Search the lines of the records for the word "JSON", and copy every line that has it.

Data about app and page elements:
○ ○ ○ ○ ○
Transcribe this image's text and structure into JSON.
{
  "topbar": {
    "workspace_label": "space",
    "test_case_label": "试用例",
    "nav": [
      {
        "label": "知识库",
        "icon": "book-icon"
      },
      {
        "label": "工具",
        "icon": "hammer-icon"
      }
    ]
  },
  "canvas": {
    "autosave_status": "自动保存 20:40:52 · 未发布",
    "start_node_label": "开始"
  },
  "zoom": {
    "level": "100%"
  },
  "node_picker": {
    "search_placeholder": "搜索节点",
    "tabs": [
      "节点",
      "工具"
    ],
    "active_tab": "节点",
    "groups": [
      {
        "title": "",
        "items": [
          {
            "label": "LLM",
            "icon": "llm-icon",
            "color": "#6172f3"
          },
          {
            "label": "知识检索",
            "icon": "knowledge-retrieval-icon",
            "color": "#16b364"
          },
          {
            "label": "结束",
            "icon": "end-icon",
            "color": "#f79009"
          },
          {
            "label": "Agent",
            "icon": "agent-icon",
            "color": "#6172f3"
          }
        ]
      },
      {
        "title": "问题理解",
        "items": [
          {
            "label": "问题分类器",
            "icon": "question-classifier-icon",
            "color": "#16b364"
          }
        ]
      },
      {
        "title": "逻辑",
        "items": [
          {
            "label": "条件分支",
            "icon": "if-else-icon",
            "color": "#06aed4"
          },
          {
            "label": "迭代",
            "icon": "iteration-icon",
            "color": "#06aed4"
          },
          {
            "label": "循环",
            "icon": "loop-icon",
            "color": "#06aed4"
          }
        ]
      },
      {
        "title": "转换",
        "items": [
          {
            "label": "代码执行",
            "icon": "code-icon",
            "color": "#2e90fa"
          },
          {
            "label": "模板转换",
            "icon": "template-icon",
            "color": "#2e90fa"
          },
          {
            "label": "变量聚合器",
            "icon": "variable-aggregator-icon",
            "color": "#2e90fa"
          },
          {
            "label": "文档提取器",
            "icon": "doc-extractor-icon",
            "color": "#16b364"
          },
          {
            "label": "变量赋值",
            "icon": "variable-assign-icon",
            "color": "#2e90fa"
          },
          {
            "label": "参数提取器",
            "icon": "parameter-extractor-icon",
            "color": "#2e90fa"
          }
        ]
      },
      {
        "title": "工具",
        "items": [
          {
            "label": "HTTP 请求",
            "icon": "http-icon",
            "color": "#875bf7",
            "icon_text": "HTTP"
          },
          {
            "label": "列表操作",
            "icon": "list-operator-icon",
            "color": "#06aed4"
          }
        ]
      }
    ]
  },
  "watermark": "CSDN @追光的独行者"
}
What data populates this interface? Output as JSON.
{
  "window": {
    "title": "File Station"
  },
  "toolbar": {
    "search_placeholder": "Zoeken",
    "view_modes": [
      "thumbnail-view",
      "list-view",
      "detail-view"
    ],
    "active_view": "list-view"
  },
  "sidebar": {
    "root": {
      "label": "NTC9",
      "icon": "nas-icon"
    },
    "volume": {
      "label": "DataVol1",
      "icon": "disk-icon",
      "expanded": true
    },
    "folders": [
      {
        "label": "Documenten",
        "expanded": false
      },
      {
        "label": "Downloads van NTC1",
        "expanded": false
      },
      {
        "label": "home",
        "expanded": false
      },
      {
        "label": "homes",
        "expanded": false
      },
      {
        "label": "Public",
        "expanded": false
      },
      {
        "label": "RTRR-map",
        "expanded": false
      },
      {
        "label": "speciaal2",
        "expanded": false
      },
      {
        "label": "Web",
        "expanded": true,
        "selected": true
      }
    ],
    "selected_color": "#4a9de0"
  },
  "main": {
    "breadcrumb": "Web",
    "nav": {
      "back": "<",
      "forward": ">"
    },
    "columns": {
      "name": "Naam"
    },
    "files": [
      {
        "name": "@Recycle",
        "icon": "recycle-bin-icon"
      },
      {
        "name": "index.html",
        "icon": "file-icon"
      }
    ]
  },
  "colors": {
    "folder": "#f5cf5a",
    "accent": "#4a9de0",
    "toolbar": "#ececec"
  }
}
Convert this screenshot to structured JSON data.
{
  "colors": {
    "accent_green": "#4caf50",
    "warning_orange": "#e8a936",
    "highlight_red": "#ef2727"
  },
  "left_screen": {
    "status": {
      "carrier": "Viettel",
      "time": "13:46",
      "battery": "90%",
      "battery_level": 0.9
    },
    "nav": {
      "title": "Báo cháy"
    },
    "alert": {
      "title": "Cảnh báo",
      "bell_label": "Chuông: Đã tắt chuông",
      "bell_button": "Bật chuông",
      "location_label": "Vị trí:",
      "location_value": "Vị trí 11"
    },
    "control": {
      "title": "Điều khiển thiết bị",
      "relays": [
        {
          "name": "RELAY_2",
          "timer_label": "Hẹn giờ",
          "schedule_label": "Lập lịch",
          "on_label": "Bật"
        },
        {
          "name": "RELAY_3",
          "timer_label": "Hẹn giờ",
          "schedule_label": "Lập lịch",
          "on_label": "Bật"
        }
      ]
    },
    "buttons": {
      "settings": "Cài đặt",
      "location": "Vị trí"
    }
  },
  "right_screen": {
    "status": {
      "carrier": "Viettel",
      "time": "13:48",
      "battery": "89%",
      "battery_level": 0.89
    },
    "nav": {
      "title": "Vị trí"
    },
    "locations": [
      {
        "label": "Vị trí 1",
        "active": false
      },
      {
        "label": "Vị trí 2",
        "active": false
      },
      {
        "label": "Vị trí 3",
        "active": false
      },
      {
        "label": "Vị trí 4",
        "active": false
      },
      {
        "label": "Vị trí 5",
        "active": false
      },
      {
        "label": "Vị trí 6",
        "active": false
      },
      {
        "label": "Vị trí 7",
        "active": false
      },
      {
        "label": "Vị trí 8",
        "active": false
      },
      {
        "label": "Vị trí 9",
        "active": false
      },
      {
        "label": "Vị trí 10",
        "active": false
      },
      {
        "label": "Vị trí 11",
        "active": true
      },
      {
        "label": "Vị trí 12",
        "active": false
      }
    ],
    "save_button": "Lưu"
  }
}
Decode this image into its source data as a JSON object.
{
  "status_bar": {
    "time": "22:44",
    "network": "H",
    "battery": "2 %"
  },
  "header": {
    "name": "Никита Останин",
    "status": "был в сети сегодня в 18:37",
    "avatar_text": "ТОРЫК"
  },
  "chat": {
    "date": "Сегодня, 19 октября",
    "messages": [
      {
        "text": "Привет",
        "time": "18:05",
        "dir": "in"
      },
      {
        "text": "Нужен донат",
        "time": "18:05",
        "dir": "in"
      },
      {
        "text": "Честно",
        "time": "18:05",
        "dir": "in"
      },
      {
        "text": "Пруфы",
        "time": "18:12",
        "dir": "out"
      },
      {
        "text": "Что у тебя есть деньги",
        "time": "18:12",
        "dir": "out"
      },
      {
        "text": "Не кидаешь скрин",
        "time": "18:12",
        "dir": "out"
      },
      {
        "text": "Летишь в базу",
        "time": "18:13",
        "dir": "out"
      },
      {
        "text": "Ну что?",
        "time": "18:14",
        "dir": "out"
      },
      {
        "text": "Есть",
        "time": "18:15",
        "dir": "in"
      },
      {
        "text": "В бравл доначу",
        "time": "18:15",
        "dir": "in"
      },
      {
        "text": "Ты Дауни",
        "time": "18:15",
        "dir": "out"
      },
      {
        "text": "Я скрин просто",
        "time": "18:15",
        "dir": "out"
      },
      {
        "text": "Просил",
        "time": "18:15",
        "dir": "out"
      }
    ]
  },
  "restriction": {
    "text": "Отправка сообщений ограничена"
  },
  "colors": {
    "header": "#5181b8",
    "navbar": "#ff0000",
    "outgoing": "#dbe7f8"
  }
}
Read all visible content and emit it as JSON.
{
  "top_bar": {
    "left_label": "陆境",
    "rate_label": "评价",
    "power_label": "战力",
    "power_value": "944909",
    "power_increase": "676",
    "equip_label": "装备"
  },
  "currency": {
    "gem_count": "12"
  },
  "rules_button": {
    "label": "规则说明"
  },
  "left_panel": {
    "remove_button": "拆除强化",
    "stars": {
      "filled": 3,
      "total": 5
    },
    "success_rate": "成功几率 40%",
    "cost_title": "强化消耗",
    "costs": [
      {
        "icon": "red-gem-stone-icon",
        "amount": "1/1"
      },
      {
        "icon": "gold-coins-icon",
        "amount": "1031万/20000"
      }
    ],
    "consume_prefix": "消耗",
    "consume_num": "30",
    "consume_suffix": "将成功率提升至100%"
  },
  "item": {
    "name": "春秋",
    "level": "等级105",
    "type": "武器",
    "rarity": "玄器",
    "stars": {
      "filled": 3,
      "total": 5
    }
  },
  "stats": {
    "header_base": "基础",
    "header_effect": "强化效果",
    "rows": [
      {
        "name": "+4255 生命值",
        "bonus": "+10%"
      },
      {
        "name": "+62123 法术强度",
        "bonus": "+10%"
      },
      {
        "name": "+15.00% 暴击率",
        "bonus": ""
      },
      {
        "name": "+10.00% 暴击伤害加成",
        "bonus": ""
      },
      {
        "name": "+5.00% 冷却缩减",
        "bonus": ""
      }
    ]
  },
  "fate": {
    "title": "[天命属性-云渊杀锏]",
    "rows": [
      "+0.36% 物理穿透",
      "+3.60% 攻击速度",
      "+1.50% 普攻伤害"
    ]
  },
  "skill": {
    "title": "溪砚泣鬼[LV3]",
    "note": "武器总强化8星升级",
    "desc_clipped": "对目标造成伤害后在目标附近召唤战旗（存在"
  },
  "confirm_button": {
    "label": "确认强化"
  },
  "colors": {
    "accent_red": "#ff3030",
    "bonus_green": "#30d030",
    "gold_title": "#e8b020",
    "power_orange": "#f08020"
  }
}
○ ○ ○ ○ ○
Answer below:
Transcribe this image's text and structure into JSON.
What data populates this interface? Output as JSON.
Convert this screenshot to structured JSON data.
Decode this image into its source data as a JSON object.
Read all visible content and emit it as JSON.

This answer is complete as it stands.